Pentagon Axes JEDI Contract, To Recompete Cloud Efforts

The Department of Defence announced today that it had cancelled solicitations for the $10 billion Joint Enterprise Defense Infrastructure (JEDI) Cloud, and has “initiated contract termination procedures”. Alongside the cancellation of the JEDI Request for Proposals, the Pentagon also announced that it is now seeking proposals for the Joint Warfighter Cloud Capability (JWCC), a multi-cloud, multi-vendor contract.

In the announcement, the Pentagon said that JEDI Cloud no longer met its needs, citing “evolving requirements, increased cloud conversancy, and industry advances”. John Sherman, acting DoD Chief Information Officer said that:

“JEDI was developed at a time when the Department’s needs were different and both the CSPs technology and our cloud conversancy was less mature. In light of new initiatives like JADC2 and AI and Data Acceleration (ADA), the evolution of the cloud ecosystem within DoD, and changes in user requirements to leverage multiple cloud environments to execute mission, our landscape has advanced and a new way-ahead is warranted to achieve dominance in both traditional and non-traditional warfighting domains.”

The Pentagon says that it will be seeking proposals from “a limited number of sources” for Joint Warfighter Cloud Capability, namely Microsoft Corporation and Amazon Web Services, due to available market research indicating that the two companies are the only cloud service providers (CSPs) capable of meeting JWCC requirements, However, it adds that it will “immediately engage with industry and continue its market research to determine whether any other U.S.-based hyperscale CSPs can also meet the DoD’s requirements”, entering negotiations should they be found to do so.

The cancellation of JEDI is an abrupt end to the program, which sparked a legal battle between Microsoft and Amazon following the former’s victory in October 2019. Amazon filed a protest a month later alleging political interference, claiming that then-President Donald Trump’s personal dislike for Jeff Bezos, CEO of Amazon at the time, had resulted in the contract going to Microsoft. While the DoD inspector-general found no evidence of political interference, it also stated that it was not able to fully review the matter due to limited cooperation from White House officials, and the Court of Federal Claims ruled in April that Amazon’s protest would be heard.

A US Army soldier tests out an Integrated Visual Augmentation System (IVAS) headset, based on Microsoft’s HoloLens technology (US Army)

Microsoft’s President for US Regulated Industries, Toni Townes-Whitley, said in a blog post that Microsoft respected and accepted the decision to “move forward on a different path to secure mission-critical technology”, saying:

“It’s clear the DoD trusts Microsoft and our technology, and we’re confident that we’ll continue to be successful as the DoD selects partners for new work. Their decision today doesn’t change the fact that not once, but twice, after careful review by professional procurement staff, the DoD decided that Microsoft and our technology best met their needs. It doesn’t change the DoD Inspector General’s finding that there was no evidence of interference in the procurement process.

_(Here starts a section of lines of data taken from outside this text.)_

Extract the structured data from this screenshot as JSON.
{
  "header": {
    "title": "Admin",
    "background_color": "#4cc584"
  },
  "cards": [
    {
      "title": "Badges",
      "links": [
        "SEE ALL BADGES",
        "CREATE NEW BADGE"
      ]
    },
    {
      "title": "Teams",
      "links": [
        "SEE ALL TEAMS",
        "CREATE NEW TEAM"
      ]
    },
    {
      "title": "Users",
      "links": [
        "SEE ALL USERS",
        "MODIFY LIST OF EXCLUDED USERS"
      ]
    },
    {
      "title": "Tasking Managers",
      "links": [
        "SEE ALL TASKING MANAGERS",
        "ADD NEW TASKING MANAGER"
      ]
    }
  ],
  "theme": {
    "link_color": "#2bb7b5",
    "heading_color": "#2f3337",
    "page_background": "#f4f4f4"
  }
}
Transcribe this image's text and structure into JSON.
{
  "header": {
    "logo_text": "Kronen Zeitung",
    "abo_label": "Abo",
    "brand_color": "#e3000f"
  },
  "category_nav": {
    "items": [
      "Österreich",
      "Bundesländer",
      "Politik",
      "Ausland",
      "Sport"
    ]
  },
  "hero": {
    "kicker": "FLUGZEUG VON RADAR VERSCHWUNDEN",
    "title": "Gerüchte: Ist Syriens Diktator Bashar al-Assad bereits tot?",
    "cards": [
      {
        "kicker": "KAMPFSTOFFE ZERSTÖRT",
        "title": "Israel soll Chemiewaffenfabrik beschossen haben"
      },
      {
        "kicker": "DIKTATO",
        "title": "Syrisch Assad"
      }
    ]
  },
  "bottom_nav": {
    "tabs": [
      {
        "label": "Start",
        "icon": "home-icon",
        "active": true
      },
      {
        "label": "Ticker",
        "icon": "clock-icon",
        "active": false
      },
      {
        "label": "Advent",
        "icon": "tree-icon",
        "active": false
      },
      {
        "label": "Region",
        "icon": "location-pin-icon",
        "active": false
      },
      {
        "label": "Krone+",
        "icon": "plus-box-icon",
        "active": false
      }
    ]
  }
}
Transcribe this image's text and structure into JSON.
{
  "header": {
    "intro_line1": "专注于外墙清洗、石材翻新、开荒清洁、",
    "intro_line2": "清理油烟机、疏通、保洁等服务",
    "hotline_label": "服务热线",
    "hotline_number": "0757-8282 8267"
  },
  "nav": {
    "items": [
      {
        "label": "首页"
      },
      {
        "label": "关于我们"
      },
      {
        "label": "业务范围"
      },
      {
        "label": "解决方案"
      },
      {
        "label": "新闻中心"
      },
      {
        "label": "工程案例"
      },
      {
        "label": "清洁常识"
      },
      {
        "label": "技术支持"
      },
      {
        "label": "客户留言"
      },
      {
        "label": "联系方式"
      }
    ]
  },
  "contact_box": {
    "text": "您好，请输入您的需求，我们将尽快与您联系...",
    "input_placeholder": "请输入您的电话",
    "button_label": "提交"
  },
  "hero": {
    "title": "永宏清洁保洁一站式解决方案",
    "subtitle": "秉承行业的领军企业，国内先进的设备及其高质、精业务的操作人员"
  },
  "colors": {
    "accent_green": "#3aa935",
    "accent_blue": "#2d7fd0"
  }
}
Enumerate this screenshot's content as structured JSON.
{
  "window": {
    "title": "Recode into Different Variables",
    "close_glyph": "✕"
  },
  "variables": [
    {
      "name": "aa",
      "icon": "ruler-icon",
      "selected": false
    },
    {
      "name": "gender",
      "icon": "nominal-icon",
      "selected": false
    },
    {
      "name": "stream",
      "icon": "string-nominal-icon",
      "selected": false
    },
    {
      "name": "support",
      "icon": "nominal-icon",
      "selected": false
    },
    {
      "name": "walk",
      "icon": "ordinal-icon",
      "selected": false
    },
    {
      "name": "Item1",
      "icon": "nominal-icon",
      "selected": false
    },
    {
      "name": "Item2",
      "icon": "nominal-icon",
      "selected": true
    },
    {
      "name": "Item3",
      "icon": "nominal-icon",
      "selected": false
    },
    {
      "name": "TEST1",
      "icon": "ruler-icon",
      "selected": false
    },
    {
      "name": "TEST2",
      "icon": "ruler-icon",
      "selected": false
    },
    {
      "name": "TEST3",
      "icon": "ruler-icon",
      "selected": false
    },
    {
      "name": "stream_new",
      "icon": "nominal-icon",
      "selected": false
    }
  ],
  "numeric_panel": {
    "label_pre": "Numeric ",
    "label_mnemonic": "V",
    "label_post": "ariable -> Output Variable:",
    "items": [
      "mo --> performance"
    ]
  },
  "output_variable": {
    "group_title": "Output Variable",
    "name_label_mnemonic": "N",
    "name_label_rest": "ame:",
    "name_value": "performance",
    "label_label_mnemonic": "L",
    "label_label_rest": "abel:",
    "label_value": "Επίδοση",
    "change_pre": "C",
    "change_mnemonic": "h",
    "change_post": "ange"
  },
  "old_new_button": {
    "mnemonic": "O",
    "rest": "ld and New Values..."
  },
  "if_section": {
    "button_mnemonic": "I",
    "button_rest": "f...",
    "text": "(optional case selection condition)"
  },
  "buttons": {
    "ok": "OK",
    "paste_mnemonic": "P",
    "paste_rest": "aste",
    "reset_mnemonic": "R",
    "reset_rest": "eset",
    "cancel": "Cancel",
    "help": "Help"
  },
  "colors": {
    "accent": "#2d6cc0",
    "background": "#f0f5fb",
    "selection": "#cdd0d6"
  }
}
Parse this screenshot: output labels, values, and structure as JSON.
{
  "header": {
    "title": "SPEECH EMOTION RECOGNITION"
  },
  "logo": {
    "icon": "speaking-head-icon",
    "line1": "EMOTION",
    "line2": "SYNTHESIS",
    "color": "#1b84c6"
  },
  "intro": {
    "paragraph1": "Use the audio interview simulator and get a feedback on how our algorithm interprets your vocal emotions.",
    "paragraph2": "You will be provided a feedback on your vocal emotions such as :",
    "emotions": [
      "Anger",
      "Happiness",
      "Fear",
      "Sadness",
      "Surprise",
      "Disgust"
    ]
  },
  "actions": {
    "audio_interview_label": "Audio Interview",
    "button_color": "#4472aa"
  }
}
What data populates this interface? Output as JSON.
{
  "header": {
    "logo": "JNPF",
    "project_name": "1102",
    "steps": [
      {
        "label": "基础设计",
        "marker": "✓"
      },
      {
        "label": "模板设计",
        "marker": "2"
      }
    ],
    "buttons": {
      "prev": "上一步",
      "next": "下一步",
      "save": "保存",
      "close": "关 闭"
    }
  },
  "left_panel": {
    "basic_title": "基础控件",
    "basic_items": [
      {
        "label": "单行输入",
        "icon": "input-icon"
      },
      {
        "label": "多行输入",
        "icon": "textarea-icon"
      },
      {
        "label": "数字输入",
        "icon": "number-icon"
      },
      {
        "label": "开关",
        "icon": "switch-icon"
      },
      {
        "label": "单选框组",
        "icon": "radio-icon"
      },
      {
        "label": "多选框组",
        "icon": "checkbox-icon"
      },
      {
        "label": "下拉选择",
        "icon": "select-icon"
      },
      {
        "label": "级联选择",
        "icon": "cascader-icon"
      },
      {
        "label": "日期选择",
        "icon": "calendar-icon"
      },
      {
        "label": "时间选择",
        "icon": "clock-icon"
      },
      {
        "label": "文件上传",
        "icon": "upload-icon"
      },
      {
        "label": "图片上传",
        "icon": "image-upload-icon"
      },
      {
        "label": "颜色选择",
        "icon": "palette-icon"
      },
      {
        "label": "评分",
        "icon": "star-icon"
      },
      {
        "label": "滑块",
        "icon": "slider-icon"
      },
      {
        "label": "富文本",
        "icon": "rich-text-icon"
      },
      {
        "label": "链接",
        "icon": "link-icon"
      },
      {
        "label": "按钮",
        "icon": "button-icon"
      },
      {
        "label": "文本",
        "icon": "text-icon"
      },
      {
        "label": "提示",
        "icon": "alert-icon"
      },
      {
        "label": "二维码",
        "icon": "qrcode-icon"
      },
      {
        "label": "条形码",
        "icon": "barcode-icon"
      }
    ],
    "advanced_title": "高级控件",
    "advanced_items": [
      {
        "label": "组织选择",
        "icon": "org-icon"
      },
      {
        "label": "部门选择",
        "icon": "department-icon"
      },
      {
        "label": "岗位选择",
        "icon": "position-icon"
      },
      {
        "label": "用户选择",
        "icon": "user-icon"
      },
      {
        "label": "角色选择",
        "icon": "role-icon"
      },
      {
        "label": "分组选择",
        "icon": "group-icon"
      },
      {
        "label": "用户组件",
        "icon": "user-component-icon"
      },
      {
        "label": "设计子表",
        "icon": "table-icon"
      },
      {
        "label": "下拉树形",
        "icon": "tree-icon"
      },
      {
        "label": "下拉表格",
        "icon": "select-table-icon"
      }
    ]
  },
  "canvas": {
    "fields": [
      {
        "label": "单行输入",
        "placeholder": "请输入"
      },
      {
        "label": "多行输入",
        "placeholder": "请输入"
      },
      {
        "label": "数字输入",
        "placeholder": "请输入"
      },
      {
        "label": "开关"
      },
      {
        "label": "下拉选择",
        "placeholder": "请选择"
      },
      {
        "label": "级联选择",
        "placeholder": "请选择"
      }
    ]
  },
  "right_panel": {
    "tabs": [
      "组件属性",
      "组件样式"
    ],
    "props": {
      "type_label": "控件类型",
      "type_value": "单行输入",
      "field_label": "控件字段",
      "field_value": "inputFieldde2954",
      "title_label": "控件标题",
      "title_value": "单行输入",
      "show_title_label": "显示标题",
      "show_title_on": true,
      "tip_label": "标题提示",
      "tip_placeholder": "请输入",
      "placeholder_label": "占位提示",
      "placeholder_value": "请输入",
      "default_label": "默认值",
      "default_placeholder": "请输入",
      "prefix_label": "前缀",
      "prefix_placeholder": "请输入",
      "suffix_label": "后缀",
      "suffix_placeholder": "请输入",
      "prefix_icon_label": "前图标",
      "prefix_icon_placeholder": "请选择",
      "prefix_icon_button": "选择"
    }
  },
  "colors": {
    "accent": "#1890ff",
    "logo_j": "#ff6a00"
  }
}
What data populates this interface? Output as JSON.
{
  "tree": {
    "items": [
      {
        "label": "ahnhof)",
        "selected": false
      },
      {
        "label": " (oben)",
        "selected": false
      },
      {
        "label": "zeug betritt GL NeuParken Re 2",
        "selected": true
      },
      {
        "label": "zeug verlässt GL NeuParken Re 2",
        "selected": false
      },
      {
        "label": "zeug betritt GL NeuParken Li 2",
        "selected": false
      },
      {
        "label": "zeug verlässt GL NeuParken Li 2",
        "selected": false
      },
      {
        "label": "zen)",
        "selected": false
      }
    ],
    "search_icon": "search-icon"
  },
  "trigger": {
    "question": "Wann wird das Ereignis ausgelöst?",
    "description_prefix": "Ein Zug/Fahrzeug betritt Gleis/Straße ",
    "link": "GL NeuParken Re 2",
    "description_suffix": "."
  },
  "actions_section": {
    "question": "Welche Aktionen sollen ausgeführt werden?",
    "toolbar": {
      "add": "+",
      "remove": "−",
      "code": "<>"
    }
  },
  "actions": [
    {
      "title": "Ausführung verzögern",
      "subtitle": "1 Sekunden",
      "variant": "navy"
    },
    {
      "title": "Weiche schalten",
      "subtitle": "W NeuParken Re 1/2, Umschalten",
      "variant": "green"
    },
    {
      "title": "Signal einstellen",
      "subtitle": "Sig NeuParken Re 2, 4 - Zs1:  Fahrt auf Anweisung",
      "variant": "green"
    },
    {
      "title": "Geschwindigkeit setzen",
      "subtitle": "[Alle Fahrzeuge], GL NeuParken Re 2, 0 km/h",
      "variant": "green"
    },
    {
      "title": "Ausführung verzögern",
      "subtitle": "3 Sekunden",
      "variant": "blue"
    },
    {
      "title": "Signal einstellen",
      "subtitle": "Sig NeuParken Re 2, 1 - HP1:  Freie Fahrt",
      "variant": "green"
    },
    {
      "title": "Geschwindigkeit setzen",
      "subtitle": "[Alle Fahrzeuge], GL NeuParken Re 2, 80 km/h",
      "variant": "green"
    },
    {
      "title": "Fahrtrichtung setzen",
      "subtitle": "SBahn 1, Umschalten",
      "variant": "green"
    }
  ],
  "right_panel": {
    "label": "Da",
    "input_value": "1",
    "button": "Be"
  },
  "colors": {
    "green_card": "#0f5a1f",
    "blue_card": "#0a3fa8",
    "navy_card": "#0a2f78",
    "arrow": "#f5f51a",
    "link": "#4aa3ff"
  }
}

And it doesn’t change the fact that the DoD and other federal agencies – indeed, large enterprises worldwide – select Microsoft to support their cloud computing and digital transformation needs on a regular basis. Even though we couldn’t work directly with the DoD on JEDI while the protest was in the courts, the investments we’ve continued to make in support of the contract requirements ensure that Microsoft will be an even stronger competitor for future contracts. Microsoft now has the broadest range of cloud innovation across U.S. government data classifications, from the cloud to the tactical edge to outer space.

What matters now is the way forward, as the DoD has a critical unmet need to bring the power of cloud and AI to our men and women in uniform, modernizing technology infrastructure and platform services technology. We stand ready to support the DoD as they work through their next steps and its new cloud computing solicitation plans.”

In response to a request for comment by Overt Defense, an Amazon Web Services spokesperson said:

We understand and agree with the DoD’s decision. Unfortunately, the contract award was not based on the merits of the proposals and instead was the result of outside influence that has no place in government procurement. Our commitment to supporting our nation’s military and ensuring that our warfighters and defense partners have access to the best technology at the best price is stronger than ever. We look forward to continuing to support the DoD’s modernization efforts and building solutions that help accomplish their critical missions.

In a call with reporters, acting Pentagon Chief Information Officer John Sherman said that the Pentagon is still estimating the maximum value of the JWCC contract, although it is expected to be in the multi-billions. JWCC was described as “a bridge to our longer term approach”, with a contract duration of five years to JEDI’s 10, of which three years will be the performance base period and the remaining two one-year option periods. Direct rewards are expected to be made by April 2022, with a broader competition launched as soon as 2025.